The photoreceptors which are located in the retina of the eyes normally develop after birth and until the puppy is around 8 weeks old. Dogs suffering from PRA often have Retinal Dysplasia or the early deterioration of these photoreceptors. Dogs suffering from Retinal Dysplasia early in life, 1-2 months after birth, may become completely blind by the time they are one year old.
Since PRA is a progressive disease, it can worsen as time passes by. At the early stages, an affected dog may first experience night blindness particularly when the rods are affected first. As the condition progresses, the affected dog may also suffer from failed daytime vision.
The manifestations of Progressive Retinal Atrophy are dependent on the type of PRA and the rate of progression in Beagles. Although it is not a painful condition and the eye may appear normal, dog owners usually notice a change in their dog’s behavior particularly when going down stairs or passing a dark hallway. This behavior is typical with night blindness and may improve during daytime. As the condition progresses, the affected dog may experience dilatation of the pupils. In cases where the disease progresses slowly, a dog owner may fail to see any signs of vision loss except in unfamiliar surroundings where the dog’s lack of vision becomes more noticeable. There are also cases of PRA where the lens of the eyes appears opaque or cloudy.
Progressive Retinal Atrophy can be diagnosed by a veterinary ophthalmologist who will perform a thorough ophthalmic examination and in some cases electro-retinography. Tests will reveal characteristic changes and lesions in the retina and other structures of the eyes. Both tests can be performed without anesthesia since it is a relatively painless procedure.
There is no successful treatment for PRA and animals suffering from the condition usually become blind. There is also no successful way to slow down the progress of the disease however dogs can easily adapt to progressive blindness and changes in behavior may not be as obvious when they are in their own environments. Blindness or any loss of vision can be more noticeable when the dog owner rearranges the furniture or takes the dog to unfamiliar surroundings.

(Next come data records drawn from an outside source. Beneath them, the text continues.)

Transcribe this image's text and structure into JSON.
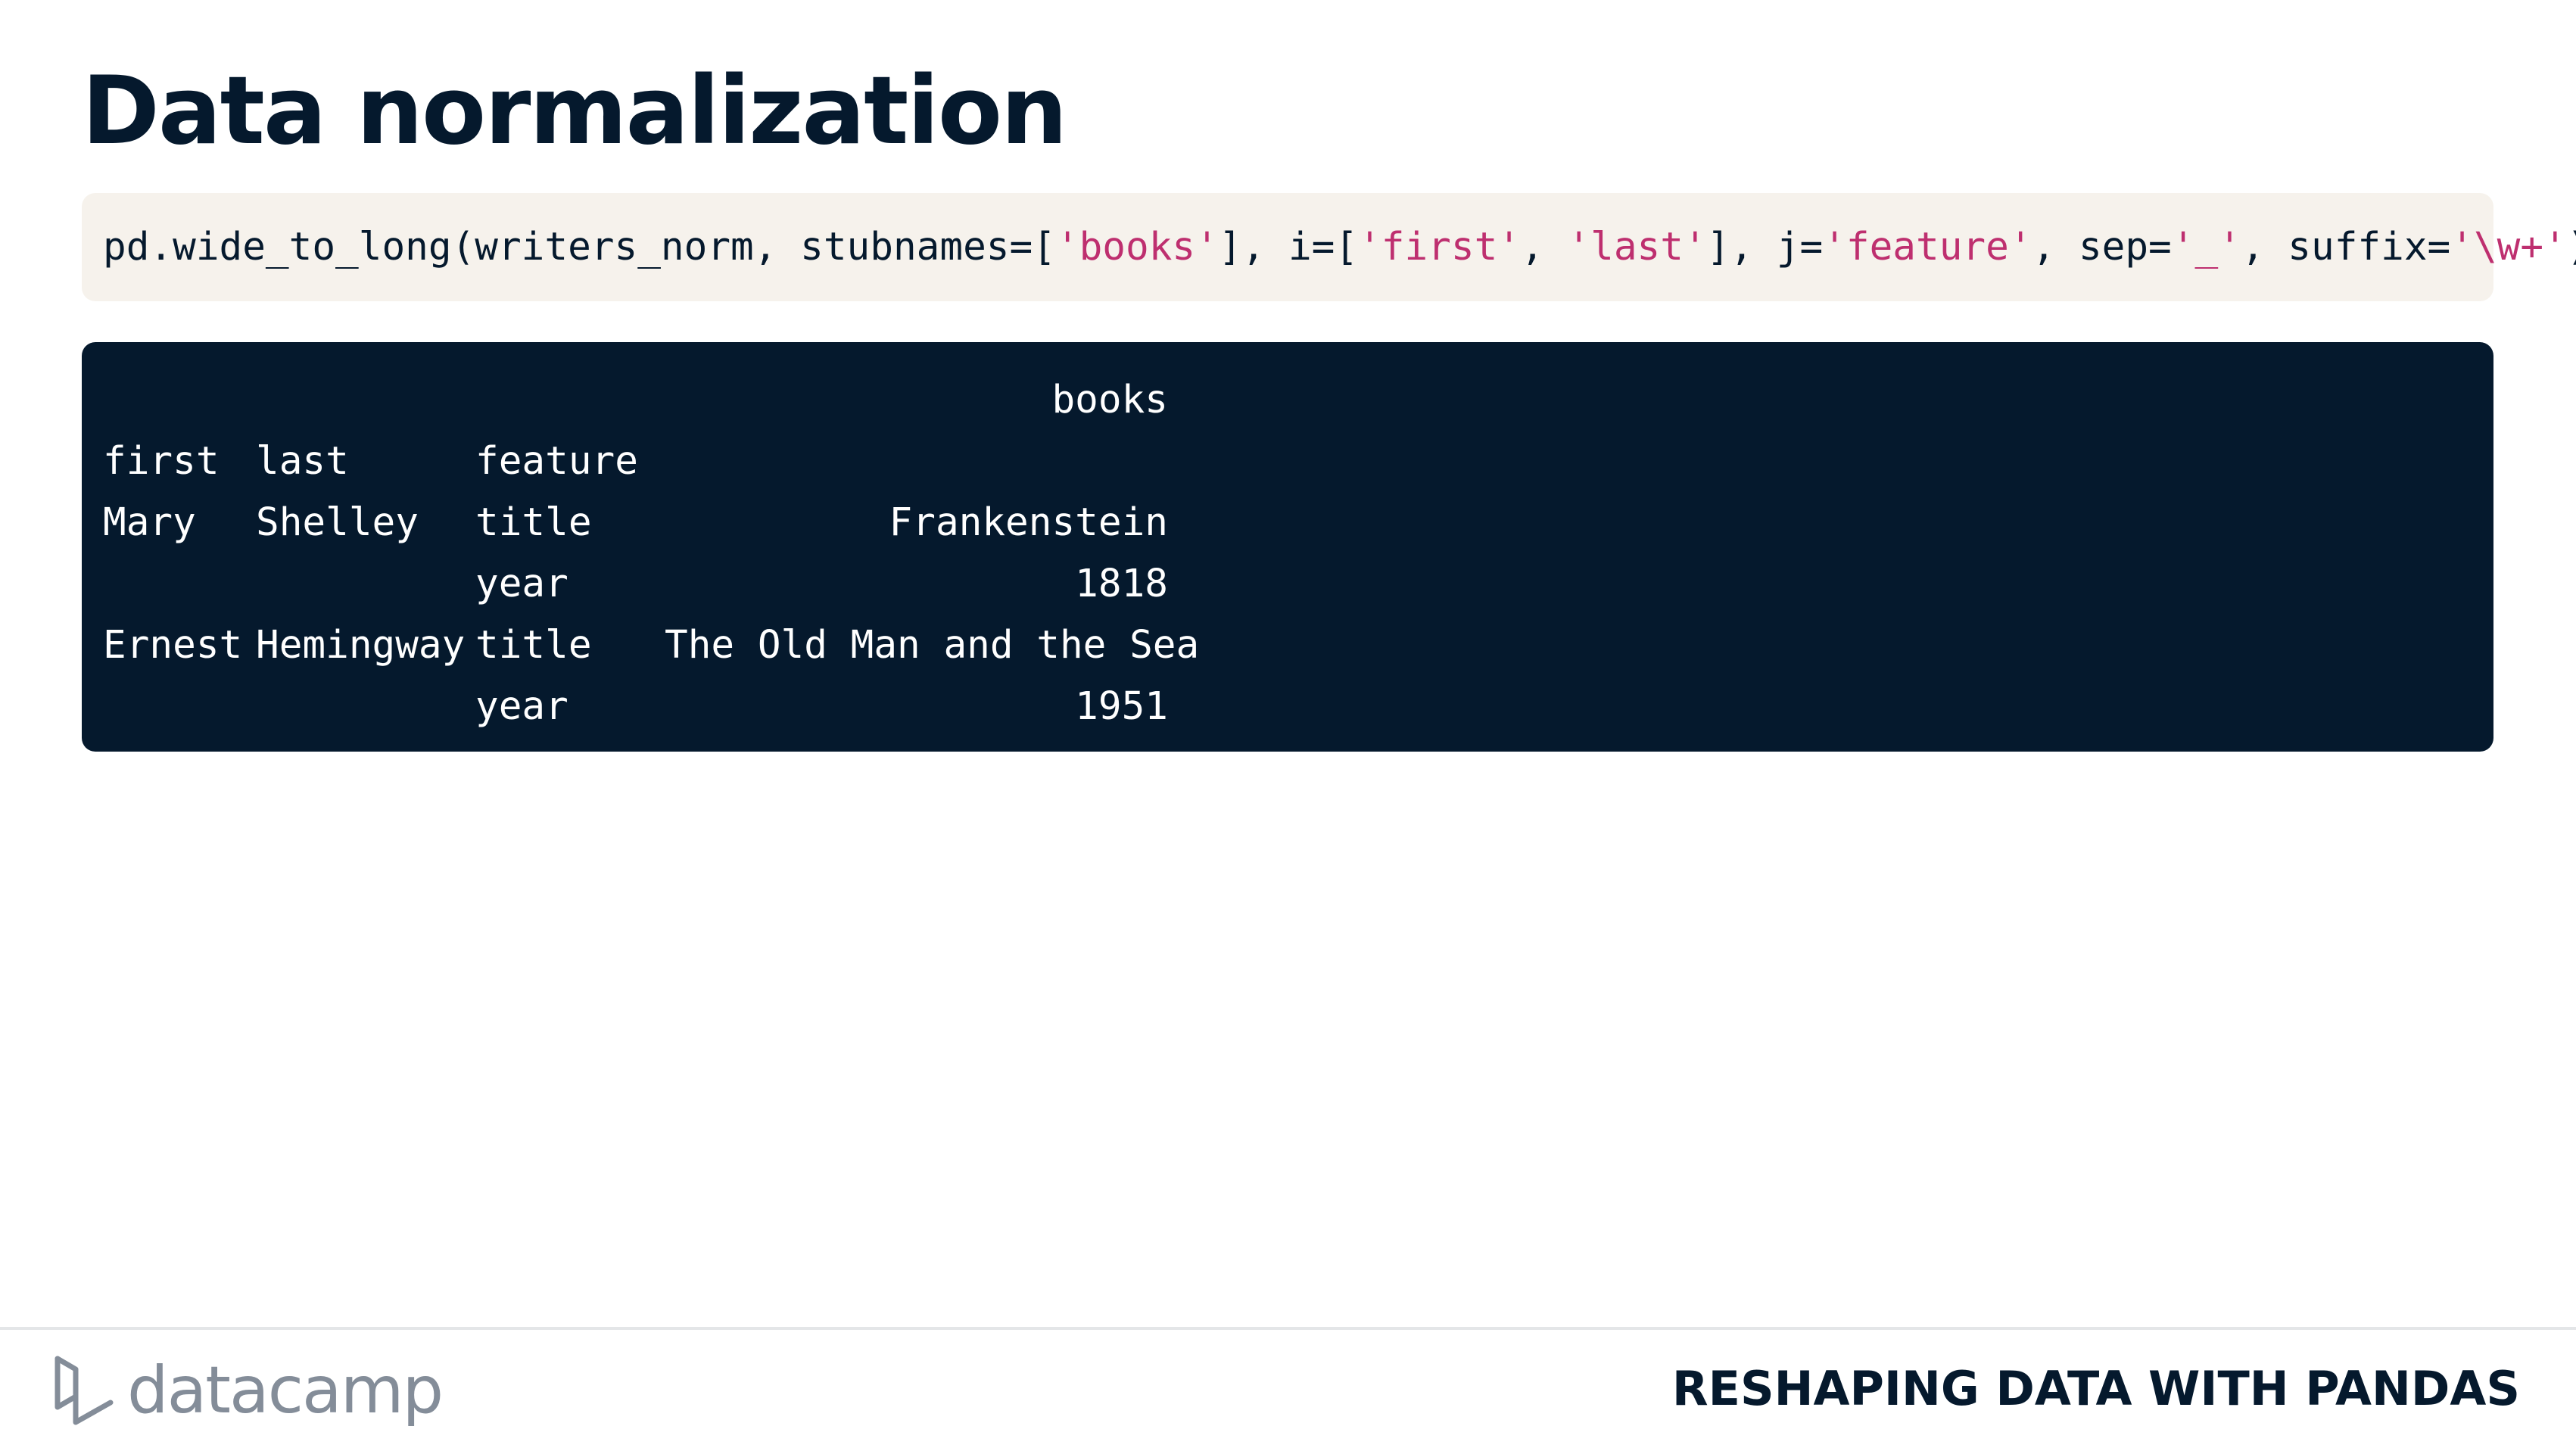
{
  "slide": {
    "title": "Data normalization"
  },
  "code": {
    "segments": [
      {
        "text": "pd.wide_to_long(writers_norm, stubnames=[",
        "kind": "plain"
      },
      {
        "text": "'books'",
        "kind": "string"
      },
      {
        "text": "], i=[",
        "kind": "plain"
      },
      {
        "text": "'first'",
        "kind": "string"
      },
      {
        "text": ", ",
        "kind": "plain"
      },
      {
        "text": "'last'",
        "kind": "string"
      },
      {
        "text": "], j=",
        "kind": "plain"
      },
      {
        "text": "'feature'",
        "kind": "string"
      },
      {
        "text": ", sep=",
        "kind": "plain"
      },
      {
        "text": "'_'",
        "kind": "string"
      },
      {
        "text": ", suffix=",
        "kind": "plain"
      },
      {
        "text": "'\\w+'",
        "kind": "string"
      },
      {
        "text": ")",
        "kind": "plain"
      }
    ],
    "string_color": "#BE2F6F"
  },
  "output": {
    "column_header": "books",
    "index_names": [
      "first",
      "last",
      "feature"
    ],
    "rows": [
      [
        "Mary",
        "Shelley",
        "title",
        "Frankenstein"
      ],
      [
        "",
        "",
        "year",
        "1818"
      ],
      [
        "Ernest",
        "Hemingway",
        "title",
        "The Old Man and the Sea"
      ],
      [
        "",
        "",
        "year",
        "1951"
      ]
    ]
  },
  "footer": {
    "logo_text": "datacamp",
    "logo_icon": "datacamp-logo-icon",
    "course_title": "RESHAPING DATA WITH PANDAS"
  },
  "colors": {
    "navy": "#05192D",
    "code_bg": "#F6F2EC",
    "gray": "#848D99"
  }
}
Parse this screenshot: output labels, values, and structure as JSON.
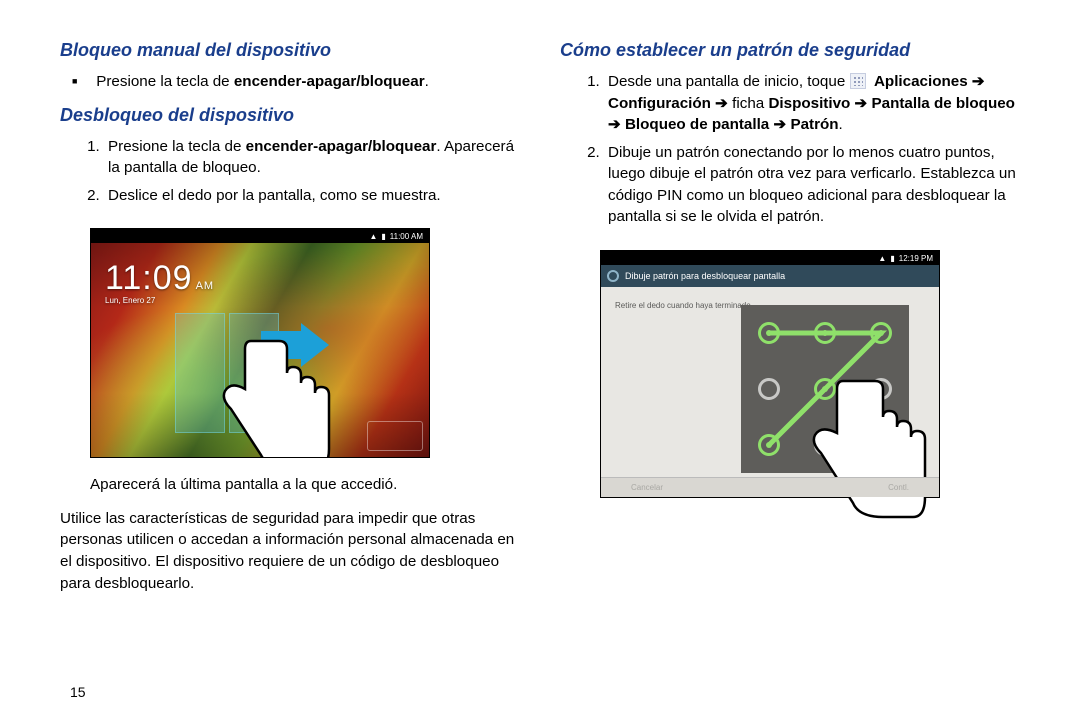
{
  "left": {
    "h1": "Bloqueo manual del dispositivo",
    "bullet1_a": "Presione la tecla de ",
    "bullet1_b": "encender-apagar/bloquear",
    "bullet1_c": ".",
    "h2": "Desbloqueo del dispositivo",
    "step1_a": "Presione la tecla de ",
    "step1_b": "encender-apagar/bloquear",
    "step1_c": ". Aparecerá la pantalla de bloqueo.",
    "step2": "Deslice el dedo por la pantalla, como se muestra.",
    "screenshot_time": "11:00 AM",
    "clock_time": "11:09",
    "clock_ampm": "AM",
    "clock_date": "Lun, Enero 27",
    "after1": "Aparecerá la última pantalla a la que accedió.",
    "after2": "Utilice las características de seguridad para impedir que otras personas utilicen o accedan a información personal almacenada en el dispositivo. El dispositivo requiere de un código de desbloqueo para desbloquearlo.",
    "pagenum": "15"
  },
  "right": {
    "h1": "Cómo establecer un patrón de seguridad",
    "step1_a": "Desde una pantalla de inicio, toque ",
    "step1_b": "Aplicaciones",
    "step1_c": "Configuración",
    "step1_d": " ficha ",
    "step1_e": "Dispositivo",
    "step1_f": "Pantalla de bloqueo",
    "step1_g": "Bloqueo de pantalla",
    "step1_h": "Patrón",
    "step2": "Dibuje un patrón conectando por lo menos cuatro puntos, luego dibuje el patrón otra vez para verficarlo. Establezca un código PIN como un bloqueo adicional para desbloquear la pantalla si se le olvida el patrón.",
    "screenshot_time": "12:19 PM",
    "screenshot_header": "Dibuje patrón para desbloquear pantalla",
    "instruction": "Retire el dedo cuando haya terminado",
    "footer_left": "Cancelar",
    "footer_right": "Contl."
  }
}
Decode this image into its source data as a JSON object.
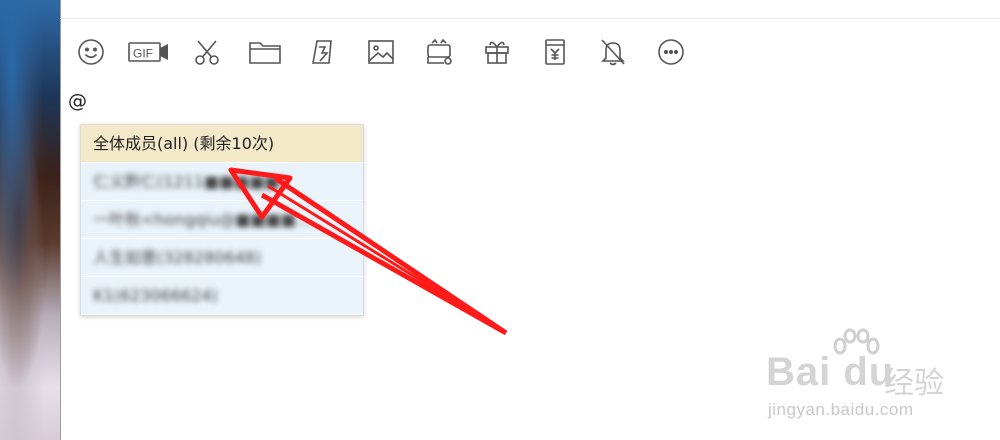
{
  "toolbar": {
    "icons": [
      "emoji-icon",
      "gif-icon",
      "scissors-icon",
      "folder-icon",
      "shake-icon",
      "image-icon",
      "red-packet-icon",
      "gift-icon",
      "transfer-icon",
      "notification-off-icon",
      "more-icon"
    ]
  },
  "input": {
    "text": "@"
  },
  "mention_popup": {
    "items": [
      {
        "label": "全体成员(all) (剩余10次)",
        "selected": true
      },
      {
        "label": "仁义黔仁(1211■■■■■)",
        "selected": false
      },
      {
        "label": "一叶秋<hongqiu@■■■■...",
        "selected": false
      },
      {
        "label": "人生如意(328280648)",
        "selected": false
      },
      {
        "label": "K1(623066624)",
        "selected": false
      }
    ]
  },
  "watermark": {
    "brand": "Bai du",
    "cn": "经验",
    "url": "jingyan.baidu.com"
  },
  "colors": {
    "arrow": "#ff1a1a",
    "selected_bg": "#f3e9c8",
    "item_bg": "#eaf3fa"
  }
}
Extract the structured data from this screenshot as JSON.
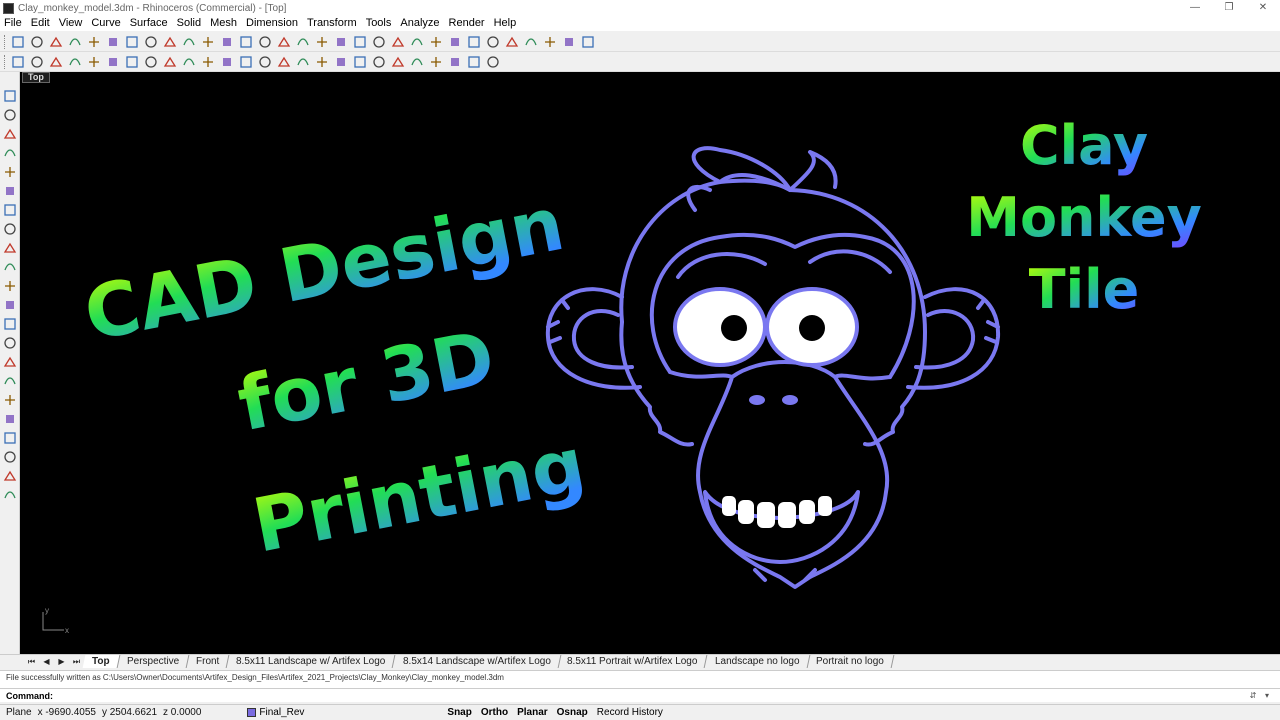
{
  "window": {
    "title": "Clay_monkey_model.3dm - Rhinoceros (Commercial) - [Top]",
    "minimize": "—",
    "maximize": "❐",
    "close": "✕"
  },
  "menu": [
    "File",
    "Edit",
    "View",
    "Curve",
    "Surface",
    "Solid",
    "Mesh",
    "Dimension",
    "Transform",
    "Tools",
    "Analyze",
    "Render",
    "Help"
  ],
  "toolbar1_icons": [
    "new-file-icon",
    "open-file-icon",
    "save-icon",
    "print-icon",
    "import-icon",
    "cut-icon",
    "copy-icon",
    "paste-icon",
    "undo-icon",
    "pan-icon",
    "zoom-icon",
    "zoom-window-icon",
    "zoom-extents-icon",
    "rotate-view-icon",
    "four-viewports-icon",
    "car-icon",
    "render-icon",
    "light-icon",
    "lock-icon",
    "material-icon",
    "color-wheel-icon",
    "shade-icon",
    "sphere-icon",
    "gear-icon",
    "help-icon",
    "point-icon",
    "curve-icon",
    "text-icon",
    "dimension-icon",
    "grid-icon",
    "snap-icon"
  ],
  "toolbar2_icons": [
    "line-icon",
    "polyline-icon",
    "arc-icon",
    "circle-icon",
    "ellipse-icon",
    "rectangle-icon",
    "polygon-icon",
    "curve-point-icon",
    "fillet-icon",
    "trim-icon",
    "split-icon",
    "join-icon",
    "explode-icon",
    "offset-icon",
    "mirror-icon",
    "array-icon",
    "scale-icon",
    "move-icon",
    "boolean-icon",
    "extrude-icon",
    "loft-icon",
    "sweep-icon",
    "revolve-icon",
    "cap-icon",
    "shell-icon",
    "layout-icon"
  ],
  "left_toolbar_icons": [
    "select-icon",
    "point-icon",
    "polyline-icon",
    "circle-icon",
    "rectangle-icon",
    "curve-icon",
    "surface-icon",
    "solid-icon",
    "extrude-icon",
    "mesh-icon",
    "dimension-icon",
    "transform-icon",
    "align-icon",
    "array-icon",
    "boolean-icon",
    "cursor-icon",
    "analyze-icon",
    "history-icon",
    "render-icon",
    "material-icon",
    "layer-icon",
    "cube-icon"
  ],
  "viewport": {
    "label": "Top",
    "text_left_lines": [
      "CAD Design",
      "for 3D",
      "Printing"
    ],
    "text_right_lines": [
      "Clay",
      "Monkey",
      "Tile"
    ],
    "axis_y": "y",
    "axis_x": "x",
    "colors": {
      "background": "#000000",
      "monkey_outline": "#7a78f0",
      "gradient_start": "#c8ff00",
      "gradient_mid": "#22dd55",
      "gradient_end": "#3388ff",
      "gradient_violet": "#7744ff"
    }
  },
  "view_tabs": [
    "Top",
    "Perspective",
    "Front",
    "8.5x11 Landscape  w/ Artifex Logo",
    "8.5x14 Landscape w/Artifex Logo",
    "8.5x11 Portrait w/Artifex Logo",
    "Landscape no logo",
    "Portrait no logo"
  ],
  "active_tab": "Top",
  "history_text": "File successfully written as C:\\Users\\Owner\\Documents\\Artifex_Design_Files\\Artifex_2021_Projects\\Clay_Monkey\\Clay_monkey_model.3dm",
  "command": {
    "label": "Command:",
    "value": ""
  },
  "status": {
    "plane": "Plane",
    "x": "x -9690.4055",
    "y": "y 2504.6621",
    "z": "z 0.0000",
    "layer": "Final_Rev",
    "snap": "Snap",
    "ortho": "Ortho",
    "planar": "Planar",
    "osnap": "Osnap",
    "record_history": "Record History"
  }
}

Since many cases of PRA have been linked to genes, affected animals should not be allowed to breed and should be neutered or spayed. If your puppy has developed PRA be sure to notify the breeder.